Items from a dataset:

Content starts

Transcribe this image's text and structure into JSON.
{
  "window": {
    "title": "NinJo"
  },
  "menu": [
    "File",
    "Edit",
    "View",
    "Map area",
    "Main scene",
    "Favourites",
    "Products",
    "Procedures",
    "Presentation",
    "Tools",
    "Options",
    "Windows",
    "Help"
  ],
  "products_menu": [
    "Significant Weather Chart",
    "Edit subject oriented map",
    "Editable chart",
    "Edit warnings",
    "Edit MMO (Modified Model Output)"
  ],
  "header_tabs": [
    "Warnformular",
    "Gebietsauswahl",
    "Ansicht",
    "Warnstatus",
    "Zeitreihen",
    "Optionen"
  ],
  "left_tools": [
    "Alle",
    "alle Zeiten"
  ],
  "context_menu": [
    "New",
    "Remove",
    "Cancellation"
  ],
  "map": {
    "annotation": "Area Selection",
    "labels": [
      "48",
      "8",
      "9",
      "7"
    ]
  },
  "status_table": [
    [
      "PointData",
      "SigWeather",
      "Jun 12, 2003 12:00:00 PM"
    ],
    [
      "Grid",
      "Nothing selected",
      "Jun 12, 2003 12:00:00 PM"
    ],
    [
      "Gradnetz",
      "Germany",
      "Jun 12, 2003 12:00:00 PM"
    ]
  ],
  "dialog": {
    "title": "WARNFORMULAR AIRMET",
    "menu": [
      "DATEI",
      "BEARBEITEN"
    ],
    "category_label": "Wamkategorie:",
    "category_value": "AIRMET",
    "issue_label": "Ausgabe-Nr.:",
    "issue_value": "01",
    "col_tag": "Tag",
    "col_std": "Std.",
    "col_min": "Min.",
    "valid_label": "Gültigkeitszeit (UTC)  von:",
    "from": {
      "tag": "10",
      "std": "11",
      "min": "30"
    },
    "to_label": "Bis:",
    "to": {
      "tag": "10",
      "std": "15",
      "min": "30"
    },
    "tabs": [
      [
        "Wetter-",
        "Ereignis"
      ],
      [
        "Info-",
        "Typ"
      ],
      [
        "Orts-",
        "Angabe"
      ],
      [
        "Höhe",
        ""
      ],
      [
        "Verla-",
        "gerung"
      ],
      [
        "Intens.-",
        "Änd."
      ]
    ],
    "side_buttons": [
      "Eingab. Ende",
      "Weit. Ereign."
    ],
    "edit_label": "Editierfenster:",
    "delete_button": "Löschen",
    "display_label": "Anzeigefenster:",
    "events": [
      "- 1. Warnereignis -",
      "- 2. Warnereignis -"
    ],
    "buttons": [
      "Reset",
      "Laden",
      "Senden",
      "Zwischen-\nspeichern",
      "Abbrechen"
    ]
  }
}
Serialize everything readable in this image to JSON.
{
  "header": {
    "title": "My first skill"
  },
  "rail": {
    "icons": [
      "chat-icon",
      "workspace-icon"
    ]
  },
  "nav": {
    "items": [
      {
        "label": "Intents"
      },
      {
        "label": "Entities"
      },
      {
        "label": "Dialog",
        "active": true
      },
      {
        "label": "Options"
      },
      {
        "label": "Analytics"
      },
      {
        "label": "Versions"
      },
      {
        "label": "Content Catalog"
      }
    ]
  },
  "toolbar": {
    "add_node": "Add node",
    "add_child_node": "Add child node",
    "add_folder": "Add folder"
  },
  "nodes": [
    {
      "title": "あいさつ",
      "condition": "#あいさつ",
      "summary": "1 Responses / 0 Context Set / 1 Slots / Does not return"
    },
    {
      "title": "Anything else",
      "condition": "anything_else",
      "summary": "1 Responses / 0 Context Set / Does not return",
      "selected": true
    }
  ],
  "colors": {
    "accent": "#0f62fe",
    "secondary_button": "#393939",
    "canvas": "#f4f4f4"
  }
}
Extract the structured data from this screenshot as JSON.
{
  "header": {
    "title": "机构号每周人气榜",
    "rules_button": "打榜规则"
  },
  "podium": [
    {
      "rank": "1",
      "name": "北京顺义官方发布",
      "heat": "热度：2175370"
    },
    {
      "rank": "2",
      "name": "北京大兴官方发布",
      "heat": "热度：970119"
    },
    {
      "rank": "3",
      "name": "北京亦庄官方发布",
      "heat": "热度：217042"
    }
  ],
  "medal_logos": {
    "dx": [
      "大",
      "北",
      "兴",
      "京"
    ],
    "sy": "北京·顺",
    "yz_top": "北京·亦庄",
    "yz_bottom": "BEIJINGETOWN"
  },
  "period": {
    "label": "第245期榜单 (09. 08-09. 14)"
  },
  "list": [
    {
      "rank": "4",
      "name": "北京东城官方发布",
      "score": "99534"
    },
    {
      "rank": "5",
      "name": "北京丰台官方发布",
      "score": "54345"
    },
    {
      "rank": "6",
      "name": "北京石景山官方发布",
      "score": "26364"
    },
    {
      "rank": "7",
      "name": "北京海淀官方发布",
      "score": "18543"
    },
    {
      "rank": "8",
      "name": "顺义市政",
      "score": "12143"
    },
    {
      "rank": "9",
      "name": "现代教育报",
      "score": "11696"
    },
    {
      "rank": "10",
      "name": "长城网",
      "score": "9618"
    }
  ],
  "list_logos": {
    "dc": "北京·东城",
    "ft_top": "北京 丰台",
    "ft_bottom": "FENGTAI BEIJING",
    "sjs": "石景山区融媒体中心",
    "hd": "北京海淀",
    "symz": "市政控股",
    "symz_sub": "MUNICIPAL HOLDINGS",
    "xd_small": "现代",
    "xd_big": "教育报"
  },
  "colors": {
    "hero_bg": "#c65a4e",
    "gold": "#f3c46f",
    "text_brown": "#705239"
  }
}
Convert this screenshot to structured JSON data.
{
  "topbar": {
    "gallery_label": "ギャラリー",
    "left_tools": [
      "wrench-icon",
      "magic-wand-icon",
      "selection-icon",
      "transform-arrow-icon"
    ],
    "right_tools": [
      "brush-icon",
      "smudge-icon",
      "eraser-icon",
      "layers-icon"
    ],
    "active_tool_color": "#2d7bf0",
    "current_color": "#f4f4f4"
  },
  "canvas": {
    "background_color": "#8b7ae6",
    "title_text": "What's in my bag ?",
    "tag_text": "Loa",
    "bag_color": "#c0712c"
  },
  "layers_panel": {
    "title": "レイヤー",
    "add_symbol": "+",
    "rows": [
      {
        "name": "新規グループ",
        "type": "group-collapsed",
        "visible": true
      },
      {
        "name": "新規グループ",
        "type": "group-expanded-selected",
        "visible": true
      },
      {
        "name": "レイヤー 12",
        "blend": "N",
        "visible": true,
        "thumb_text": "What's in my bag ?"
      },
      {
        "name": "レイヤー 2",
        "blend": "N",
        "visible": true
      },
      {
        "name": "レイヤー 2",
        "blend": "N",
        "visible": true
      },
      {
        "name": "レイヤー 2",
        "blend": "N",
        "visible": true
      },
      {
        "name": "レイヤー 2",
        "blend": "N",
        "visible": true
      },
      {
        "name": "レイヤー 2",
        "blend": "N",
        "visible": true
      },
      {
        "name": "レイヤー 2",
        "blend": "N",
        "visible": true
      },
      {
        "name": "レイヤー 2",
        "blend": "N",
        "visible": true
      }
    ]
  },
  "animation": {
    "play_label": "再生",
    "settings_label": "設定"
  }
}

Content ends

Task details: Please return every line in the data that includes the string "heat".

Task result:
      "heat": "热度：2175370"
      "heat": "热度：970119"
      "heat": "热度：217042"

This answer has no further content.